Margaret Thatcher approved a shoot-to-kill policy at the Faslane naval base after a break-in by anti-nuclear protesters left the prime minister “utterly horrified”.
Secret Cabinet Office papers released by the National Archives in London shed new light on one of the worst security breaches in the history of the UK’s nuclear deterrent.
Three men managed to break into the control room of a missile submarine armed with nuclear warheads, prompting condemnation of “a most astonishing record of negligence” from Mrs Thatcher.
Her senior advisers warned of “incalculable” consequences had the break-in been carried out by terrorists and not protesters. It can be now be revealed that military personnel and police were disciplined in secret over the incident on 10 October 1988 in order to deny the anti-nuclear movement a publicity coup and stop terrorists learning of weaknesses in base security.
The breach came against the backdrop of years of protests against the presence of US nuclear weapons at Greenham Common in Berkshire, and continued nuclear tensions despite the imminent end of the Cold War.
The prime minister was informed within hours of the breach, with a handwritten note from her foreign affairs adviser Charles Powell stating: “This is a very serious matter indeed. Had they been armed terrorists, the consequences would have been incalculable. After all the assurances which you have received about the security of our nuclear weapons, this is a bad lapse. I think you should make your concern known.”
In her own handwritten response, the prime minister said: “I am utterly horrified. Examples of slackness in sensitive matters keep coming to light. I must have an urgent report.
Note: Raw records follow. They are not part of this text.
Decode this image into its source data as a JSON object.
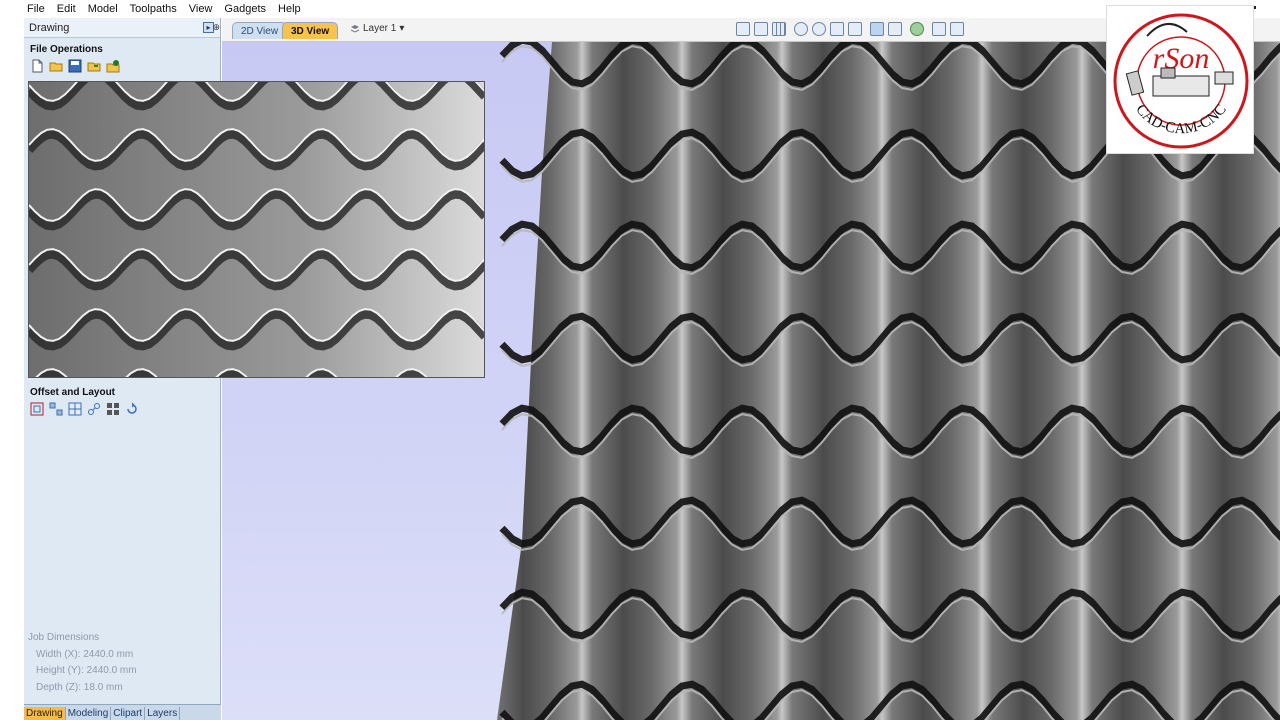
{
  "menu": [
    "File",
    "Edit",
    "Model",
    "Toolpaths",
    "View",
    "Gadgets",
    "Help"
  ],
  "panel": {
    "title": "Drawing",
    "file_operations_title": "File Operations",
    "file_icons": [
      "new-file-icon",
      "open-folder-icon",
      "save-icon",
      "import-folder-icon",
      "export-icon"
    ],
    "offset_layout_title": "Offset and Layout",
    "offset_icons": [
      "offset-icon",
      "array-copy-icon",
      "nest-icon",
      "weld-icon",
      "grid-array-icon",
      "rotate-copy-icon"
    ],
    "job_dimensions": {
      "title": "Job Dimensions",
      "width": "Width  (X): 2440.0 mm",
      "height": "Height (Y): 2440.0 mm",
      "depth": "Depth  (Z): 18.0 mm"
    },
    "bottom_tabs": [
      "Drawing",
      "Modeling",
      "Clipart",
      "Layers"
    ],
    "active_tab": "Drawing"
  },
  "viewbar": {
    "tab_2d": "2D View",
    "tab_3d": "3D View",
    "active_view": "3D View",
    "layer": "Layer 1"
  },
  "logo": {
    "name": "rSon",
    "subtitle": "CAD-CAM-CNC"
  },
  "colors": {
    "panel_bg": "#dfe9f4",
    "viewport_bg": "#c9cbf5",
    "active_tab": "#f8c24e",
    "logo_red": "#d0161d"
  }
}
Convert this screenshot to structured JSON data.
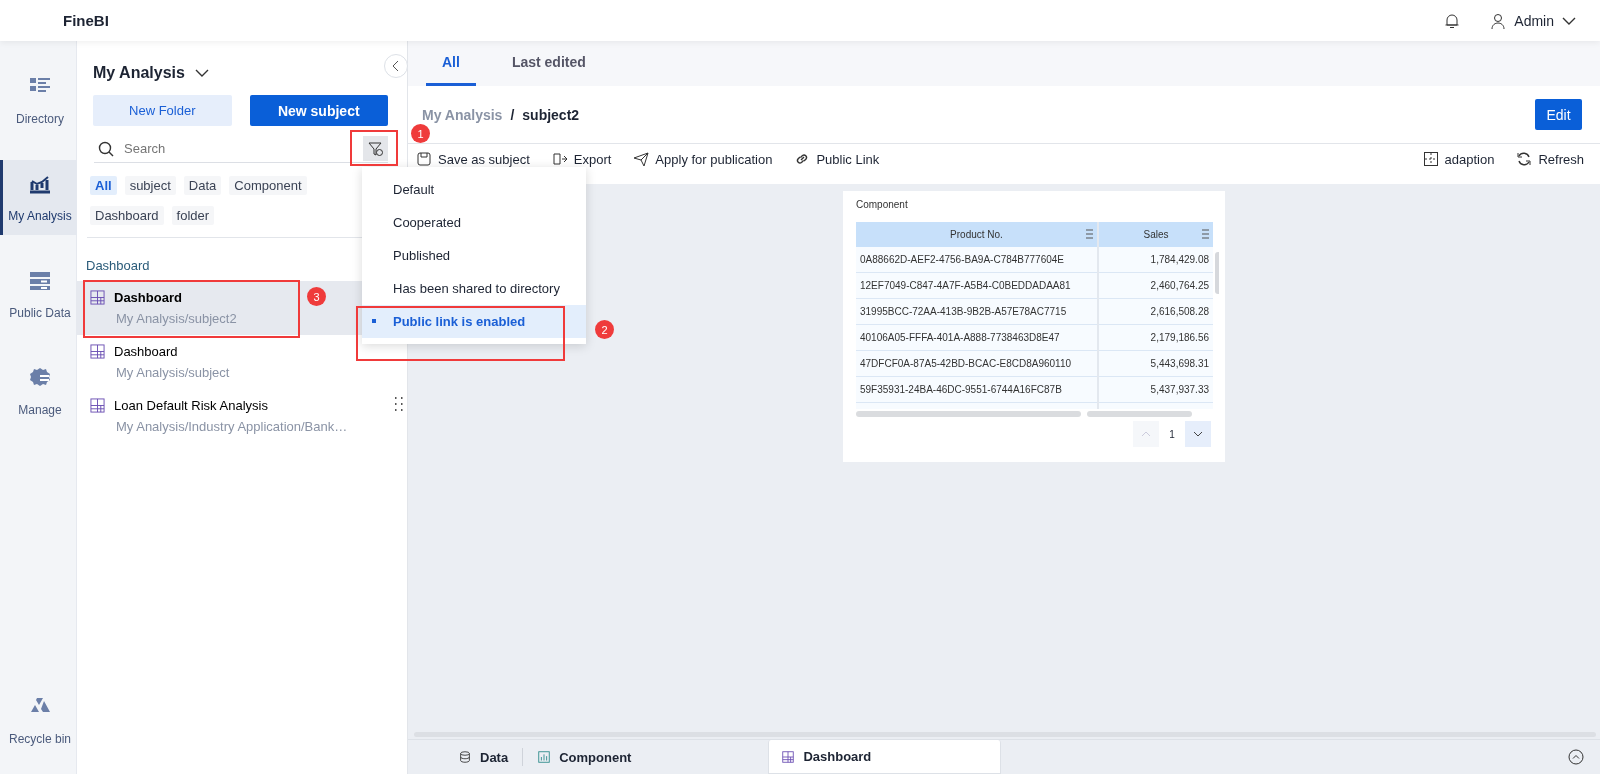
{
  "app": {
    "name": "FineBI"
  },
  "header": {
    "user": "Admin"
  },
  "nav": [
    {
      "label": "Directory",
      "kind": "directory",
      "selected": false
    },
    {
      "label": "My Analysis",
      "kind": "analysis",
      "selected": true
    },
    {
      "label": "Public Data",
      "kind": "data",
      "selected": false
    },
    {
      "label": "Manage",
      "kind": "manage",
      "selected": false
    },
    {
      "label": "Recycle bin",
      "kind": "recycle",
      "selected": false
    }
  ],
  "panel": {
    "title": "My Analysis",
    "buttons": [
      {
        "label": "New Folder",
        "kind": "secondary"
      },
      {
        "label": "New subject",
        "kind": "primary"
      }
    ],
    "search": {
      "placeholder": "Search"
    },
    "filters": [
      {
        "label": "All",
        "selected": true
      },
      {
        "label": "subject",
        "selected": false
      },
      {
        "label": "Data",
        "selected": false
      },
      {
        "label": "Component",
        "selected": false
      },
      {
        "label": "Dashboard",
        "selected": false
      },
      {
        "label": "folder",
        "selected": false
      }
    ],
    "group": "Dashboard",
    "items": [
      {
        "title": "Dashboard",
        "path": "My Analysis/subject2",
        "selected": true
      },
      {
        "title": "Dashboard",
        "path": "My Analysis/subject",
        "selected": false
      },
      {
        "title": "Loan Default Risk Analysis",
        "path": "My Analysis/Industry Application/Bank…",
        "selected": false
      }
    ]
  },
  "tabs": [
    {
      "label": "All",
      "selected": true
    },
    {
      "label": "Last edited",
      "selected": false
    }
  ],
  "breadcrumb": {
    "parent": "My Analysis",
    "separator": "/",
    "current": "subject2"
  },
  "edit_button": "Edit",
  "toolbar": {
    "left": [
      {
        "label": "Save as subject",
        "kind": "save"
      },
      {
        "label": "Export",
        "kind": "export"
      },
      {
        "label": "Apply for publication",
        "kind": "publish"
      },
      {
        "label": "Public Link",
        "kind": "link"
      }
    ],
    "right": [
      {
        "label": "adaption",
        "kind": "adapt"
      },
      {
        "label": "Refresh",
        "kind": "refresh"
      }
    ]
  },
  "filter_menu": {
    "items": [
      {
        "label": "Default",
        "selected": false
      },
      {
        "label": "Cooperated",
        "selected": false
      },
      {
        "label": "Published",
        "selected": false
      },
      {
        "label": "Has been shared to directory",
        "selected": false
      },
      {
        "label": "Public link is enabled",
        "selected": true
      }
    ]
  },
  "card": {
    "title": "Component",
    "columns": [
      "Product No.",
      "Sales"
    ],
    "rows": [
      [
        "0A88662D-AEF2-4756-BA9A-C784B777604E",
        "1,784,429.08"
      ],
      [
        "12EF7049-C847-4A7F-A5B4-C0BEDDADAA81",
        "2,460,764.25"
      ],
      [
        "31995BCC-72AA-413B-9B2B-A57E78AC7715",
        "2,616,508.28"
      ],
      [
        "40106A05-FFFA-401A-A888-7738463D8E47",
        "2,179,186.56"
      ],
      [
        "47DFCF0A-87A5-42BD-BCAC-E8CD8A960110",
        "5,443,698.31"
      ],
      [
        "59F35931-24BA-46DC-9551-6744A16FC87B",
        "5,437,937.33"
      ]
    ],
    "page": "1"
  },
  "bottom_tabs": [
    {
      "label": "Data",
      "kind": "data",
      "selected": false
    },
    {
      "label": "Component",
      "kind": "component",
      "selected": false
    },
    {
      "label": "Dashboard",
      "kind": "dashboard",
      "selected": true
    }
  ],
  "annotations": [
    {
      "label": "1"
    },
    {
      "label": "2"
    },
    {
      "label": "3"
    }
  ]
}
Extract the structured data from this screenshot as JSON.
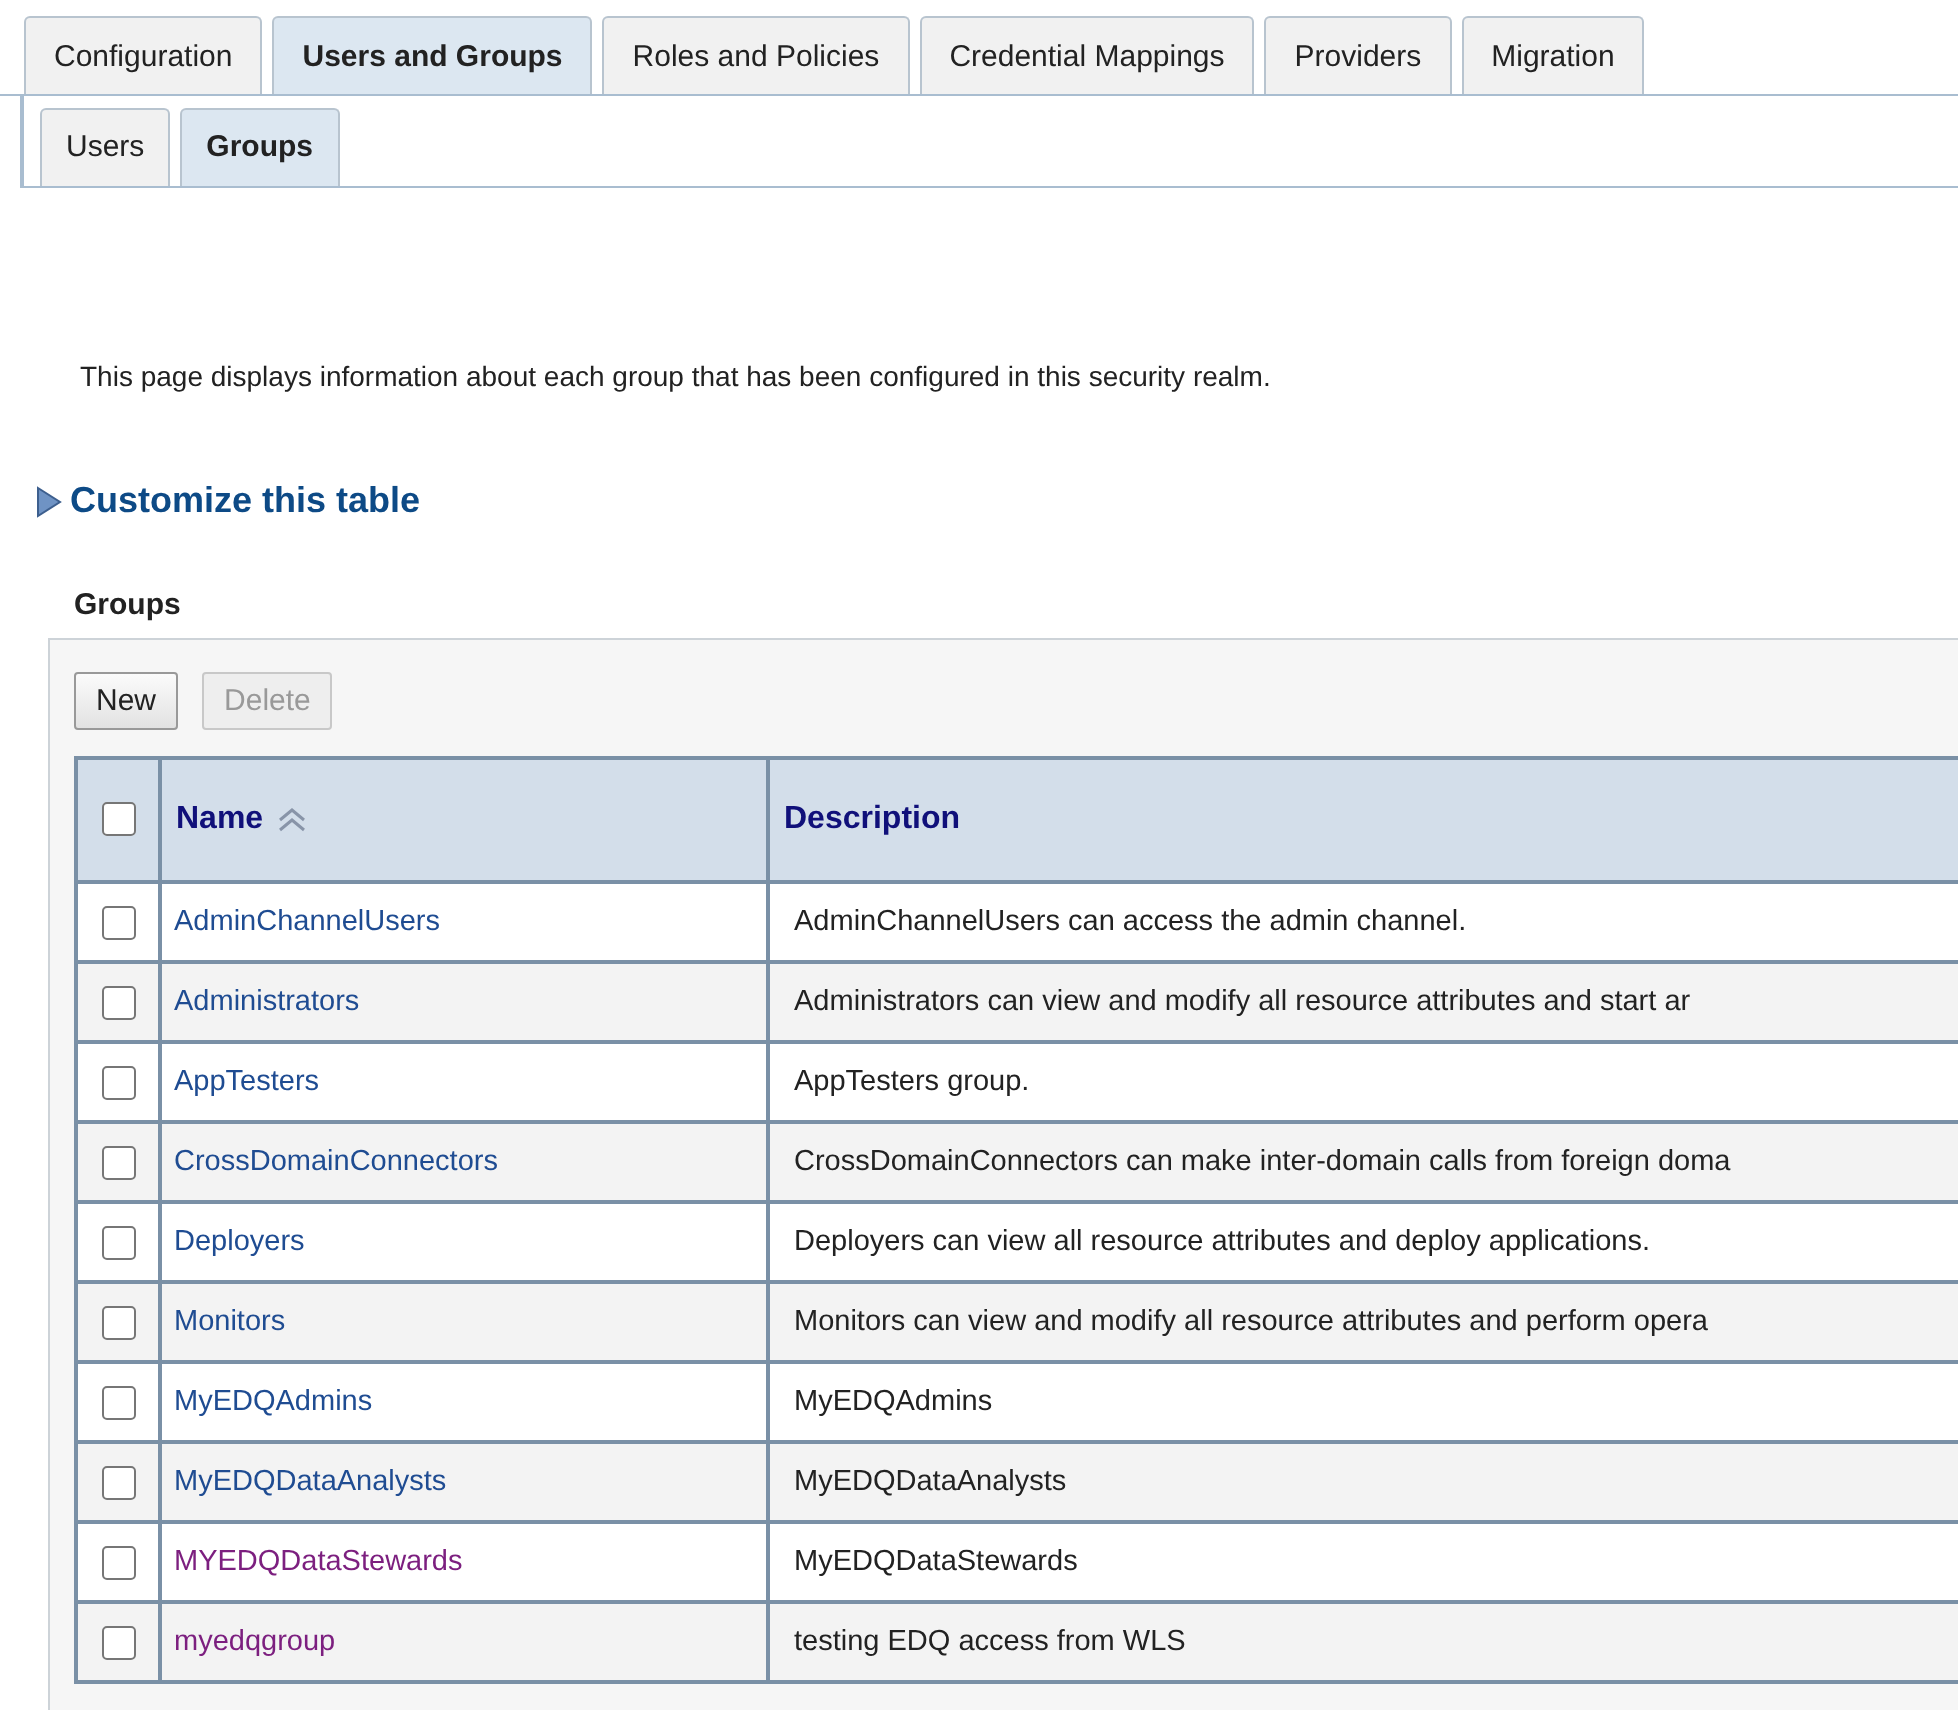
{
  "tabs": [
    {
      "label": "Configuration",
      "selected": false
    },
    {
      "label": "Users and Groups",
      "selected": true
    },
    {
      "label": "Roles and Policies",
      "selected": false
    },
    {
      "label": "Credential Mappings",
      "selected": false
    },
    {
      "label": "Providers",
      "selected": false
    },
    {
      "label": "Migration",
      "selected": false
    }
  ],
  "subtabs": [
    {
      "label": "Users",
      "selected": false
    },
    {
      "label": "Groups",
      "selected": true
    }
  ],
  "intro": "This page displays information about each group that has been configured in this security realm.",
  "customize_link": "Customize this table",
  "table_title": "Groups",
  "buttons": [
    {
      "label": "New",
      "disabled": false
    },
    {
      "label": "Delete",
      "disabled": true
    }
  ],
  "table": {
    "select_all_checked": false,
    "columns": [
      {
        "label": "Name",
        "sorted": true
      },
      {
        "label": "Description",
        "sorted": false
      }
    ],
    "rows": [
      {
        "name": "AdminChannelUsers",
        "visited": false,
        "description": "AdminChannelUsers can access the admin channel.",
        "checked": false
      },
      {
        "name": "Administrators",
        "visited": false,
        "description": "Administrators can view and modify all resource attributes and start ar",
        "checked": false
      },
      {
        "name": "AppTesters",
        "visited": false,
        "description": "AppTesters group.",
        "checked": false
      },
      {
        "name": "CrossDomainConnectors",
        "visited": false,
        "description": "CrossDomainConnectors can make inter-domain calls from foreign doma",
        "checked": false
      },
      {
        "name": "Deployers",
        "visited": false,
        "description": "Deployers can view all resource attributes and deploy applications.",
        "checked": false
      },
      {
        "name": "Monitors",
        "visited": false,
        "description": "Monitors can view and modify all resource attributes and perform opera",
        "checked": false
      },
      {
        "name": "MyEDQAdmins",
        "visited": false,
        "description": "MyEDQAdmins",
        "checked": false
      },
      {
        "name": "MyEDQDataAnalysts",
        "visited": false,
        "description": "MyEDQDataAnalysts",
        "checked": false
      },
      {
        "name": "MYEDQDataStewards",
        "visited": true,
        "description": "MyEDQDataStewards",
        "checked": false
      },
      {
        "name": "myedqgroup",
        "visited": true,
        "description": "testing EDQ access from WLS",
        "checked": false
      }
    ]
  }
}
We could all have been put in grave danger.”
Passing on Mrs Thatcher’s demand for a full report to the Ministry of Defence, Mr Powell said the prime minister was “absolutely appalled” by the breach in security.
When interim findings were reported to Number 10 on 21 October, Mr Powell wrote: “It gets worse, if anything.” The prime minister’s note reads: “A most astonishing record of negligence”.
The interim report describes how, just after 1:30am, four men cut through the perimeter fence at a spot where barbed wire coils had been removed by repair crews.
The perimeter alarm failed to go off because it had been mysteriously “inhibited” by someone in the police control room, with investigators noting: “We need precise answers before decisions can be made on the question of culpability.”
Three protesters made their way through the base without being seen because the dock was cluttered with contractors’ cabins and engineering equipment, floodlights were not working, and guards in two positions had been given a tea break.
Intruders made their way towards HMS Repulse, a Polaris-class submarine carrying nuclear missiles. They dashed down a gangway through a broken gate and into the vessel via a hatch which should have been locked.
A Royal Marine sentry spotted them boarding the submarine and raised the alarm just after 2am, but “did not open fire because he did not consider the intruders to be hostile within the definition of his rules of engagement,” the interim report notes.
A fifth protester was only noticed by guards when a member of the public approached one of the gates to the base with some clothes for her. Police then discovered a woman had swum across Gare Loch and climbed on to one of the floating docks, where she had sat for an hour without being seen.
A Board of Inquiry made 42 recommendations to tackle “a sorry succession of security lapses”, leading to guards being given the power to shoot intruders.
The Ministry of Defence’s final report to the prime minister states: “The rules of engagement governing the armed guards on the Polaris jetties have been amended, with the agreement of the law officers, to make it clear that they may, as a last resort, open fire to prevent a perceived threat of sabotage not only to nuclear warheads but to the submarine.”
Declassified papers reveal administrative action was taken by the commander-in-chief of the Naval Home Command against six naval officers, including the commodore of the Clyde base, and four ratings. A chief superintendent, a superintendent and a chief inspector were similarly disciplined by the Chief Constable of the MoD police.
Further action was taken by commander-in-chief of the Fleet against sailors on HMS Repulse, and by the Commandant-General of the Royal Marines against Faslane guards.
the prime minister was advised that punishments would be “no less severe than those likely to result from court martial”.
However, no public hearings were held because the MoD feared “such exposure would not only provide opportunities for the anti-nuclear movement, but could also be damaging to security by, for example, alerting terrorist groups to potential weaknesses in the base’s security”.
The case against the three men who boarded HMS Repulse collapsed when they appeared at Dumbarton Sheriff Court in 1989. Despite efforts to tighten security, a similar breach took place just eight years later, when Faslane Peace Camp protesters Claire Davies and Mhairi Logan swam across Gare Loch in 1996 and climbed on to HMS Sceptre, a nuclear-powered hunter-killer submarine that did not carry ballistic missiles.
They climbed through an open hatch into the submarine’s laundry and stores area, making a call on a BT cardphone installed there for crew before being apprehended and handed over to MoD police.
Ms Davies and Ms Logan were released the next day by the procurator fiscal, ten minutes before their trial on charges including breach of the peace was due to begin.